Curation of best articles on the COVID-19 pandemic
The Long View on Epidemics, Disease and Public Health:Research from Economic History: The editors of the main journals in economic history have thus gathered a selection of the recently-published articles on epidemics, disease and public health, generously made available by publishers to the public, free of access, so that we may continue to learn from the decisions of humans and policy makers confronting earlier episodes of widespread disease and pandemics.
Humanity’s Greatest Foe: Pandemics Through the Ages : Surplus populations fueled not only cities but armies. And civilized communities were constantly beset by two grave menaces, infectious diseases and other human beings organized and armed for pillage and plunder—or as McNeill styles it, “microparasitism” and “macroparasitism.”
This is why Germany’s coronavirus death rate seems so low: Despite recording over 35,000 coronavirus cases, Germany has just 181 deaths – fewer than the UK or France. It all comes down to a combination of demographics, testing, and chance
Covid-19: When will states run out of beds?: If Covid-19 cases keep multiplying at the current rate, and do so for a sustained period, India’s hospitals may be overwhelmed by the end of May, or even sooner in an extreme scenario. Further, some states will reach a point where they will not have enough hospital beds to treat critical Covid-19 patients much sooner than others, notably Kerala, Maharashtra, Delhi and Punjab.

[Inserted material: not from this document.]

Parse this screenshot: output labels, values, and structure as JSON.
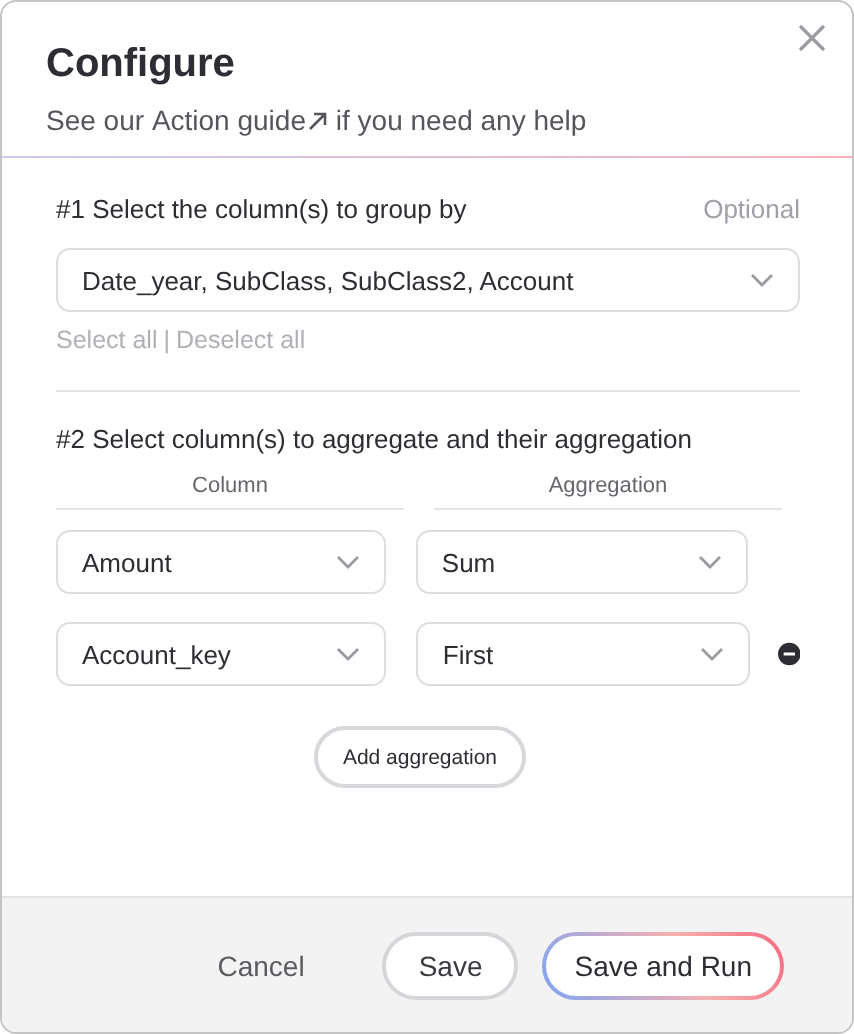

How we know ending social distancing will lead to more deaths, in one chart: In 1918, the world was ravaged by a horrible flu pandemic, which was linked to as many as 100 million deaths globally and about 675,000 deaths in the US. In response, cities across America adopted a variety of social distancing measures to combat the pandemic. Based on several studies of the period, these measures worked to reduce the death toll overall.